Component data from apps and pages
________________________
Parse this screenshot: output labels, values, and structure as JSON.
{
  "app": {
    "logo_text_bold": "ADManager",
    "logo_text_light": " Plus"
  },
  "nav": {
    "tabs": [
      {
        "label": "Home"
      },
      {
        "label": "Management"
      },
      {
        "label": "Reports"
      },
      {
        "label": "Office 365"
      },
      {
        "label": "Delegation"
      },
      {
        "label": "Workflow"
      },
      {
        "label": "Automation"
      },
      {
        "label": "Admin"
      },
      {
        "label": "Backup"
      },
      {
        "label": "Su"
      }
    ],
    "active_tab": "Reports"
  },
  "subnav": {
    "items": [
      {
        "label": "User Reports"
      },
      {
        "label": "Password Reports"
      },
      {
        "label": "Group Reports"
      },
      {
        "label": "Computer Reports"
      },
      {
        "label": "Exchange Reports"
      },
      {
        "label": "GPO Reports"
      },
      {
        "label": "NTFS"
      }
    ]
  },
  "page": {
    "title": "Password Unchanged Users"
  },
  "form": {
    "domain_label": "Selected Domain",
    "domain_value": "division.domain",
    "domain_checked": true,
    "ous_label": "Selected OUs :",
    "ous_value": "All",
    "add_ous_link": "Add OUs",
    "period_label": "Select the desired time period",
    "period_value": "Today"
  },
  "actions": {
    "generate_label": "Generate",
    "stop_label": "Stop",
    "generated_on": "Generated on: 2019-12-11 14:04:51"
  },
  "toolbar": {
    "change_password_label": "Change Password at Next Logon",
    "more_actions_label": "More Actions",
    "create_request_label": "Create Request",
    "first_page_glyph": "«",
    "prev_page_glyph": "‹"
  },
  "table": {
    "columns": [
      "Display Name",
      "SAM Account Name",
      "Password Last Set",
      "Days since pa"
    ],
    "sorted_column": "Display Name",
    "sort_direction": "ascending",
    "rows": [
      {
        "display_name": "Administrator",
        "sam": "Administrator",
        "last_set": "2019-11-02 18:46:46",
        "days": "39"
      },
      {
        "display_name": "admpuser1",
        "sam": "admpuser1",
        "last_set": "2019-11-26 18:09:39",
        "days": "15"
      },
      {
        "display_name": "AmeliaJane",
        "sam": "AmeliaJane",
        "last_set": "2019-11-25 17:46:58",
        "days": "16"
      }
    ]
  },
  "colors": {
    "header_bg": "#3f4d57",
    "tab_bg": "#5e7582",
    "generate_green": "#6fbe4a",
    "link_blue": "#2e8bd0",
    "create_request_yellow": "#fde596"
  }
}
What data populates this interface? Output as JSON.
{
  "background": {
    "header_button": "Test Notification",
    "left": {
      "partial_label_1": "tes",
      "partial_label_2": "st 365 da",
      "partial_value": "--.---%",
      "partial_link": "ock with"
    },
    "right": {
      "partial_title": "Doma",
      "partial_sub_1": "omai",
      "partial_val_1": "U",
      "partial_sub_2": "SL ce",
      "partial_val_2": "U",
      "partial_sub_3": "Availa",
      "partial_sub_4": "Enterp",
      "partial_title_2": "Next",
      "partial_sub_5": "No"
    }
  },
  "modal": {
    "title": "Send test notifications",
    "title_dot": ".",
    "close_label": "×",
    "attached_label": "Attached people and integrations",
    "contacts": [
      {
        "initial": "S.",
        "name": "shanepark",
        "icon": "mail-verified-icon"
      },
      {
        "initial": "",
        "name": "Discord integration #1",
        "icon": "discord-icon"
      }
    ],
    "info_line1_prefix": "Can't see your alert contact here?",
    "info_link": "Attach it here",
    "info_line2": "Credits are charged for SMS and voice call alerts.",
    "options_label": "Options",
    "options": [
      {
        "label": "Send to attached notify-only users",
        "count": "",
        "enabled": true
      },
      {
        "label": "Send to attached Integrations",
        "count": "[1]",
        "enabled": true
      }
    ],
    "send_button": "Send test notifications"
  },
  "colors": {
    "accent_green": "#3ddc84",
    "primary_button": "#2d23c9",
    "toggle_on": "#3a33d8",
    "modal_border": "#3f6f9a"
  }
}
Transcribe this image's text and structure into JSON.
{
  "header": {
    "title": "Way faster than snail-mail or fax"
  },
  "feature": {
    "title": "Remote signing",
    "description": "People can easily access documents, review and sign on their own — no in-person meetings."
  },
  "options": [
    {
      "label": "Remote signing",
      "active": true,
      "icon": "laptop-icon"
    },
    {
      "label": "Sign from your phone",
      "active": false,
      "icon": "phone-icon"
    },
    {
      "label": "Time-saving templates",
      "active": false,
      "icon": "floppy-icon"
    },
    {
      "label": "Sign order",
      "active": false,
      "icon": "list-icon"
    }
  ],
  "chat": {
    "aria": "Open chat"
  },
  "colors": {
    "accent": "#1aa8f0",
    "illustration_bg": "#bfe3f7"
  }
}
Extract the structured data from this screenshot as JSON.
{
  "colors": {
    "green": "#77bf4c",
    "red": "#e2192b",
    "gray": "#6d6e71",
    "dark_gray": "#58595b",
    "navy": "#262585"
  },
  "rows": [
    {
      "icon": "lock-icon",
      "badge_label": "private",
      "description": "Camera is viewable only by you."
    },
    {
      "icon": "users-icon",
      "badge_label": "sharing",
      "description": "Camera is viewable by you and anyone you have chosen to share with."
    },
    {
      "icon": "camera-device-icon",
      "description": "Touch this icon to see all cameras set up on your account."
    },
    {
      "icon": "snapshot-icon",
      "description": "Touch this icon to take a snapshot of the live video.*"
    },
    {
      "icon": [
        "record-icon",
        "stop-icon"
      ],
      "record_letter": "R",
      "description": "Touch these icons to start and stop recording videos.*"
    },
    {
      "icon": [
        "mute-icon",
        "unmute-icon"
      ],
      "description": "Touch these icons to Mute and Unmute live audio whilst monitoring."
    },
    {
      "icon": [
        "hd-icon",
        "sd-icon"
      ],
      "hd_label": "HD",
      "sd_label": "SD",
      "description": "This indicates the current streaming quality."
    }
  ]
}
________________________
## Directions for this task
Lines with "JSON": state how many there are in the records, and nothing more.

## Exercise answer
4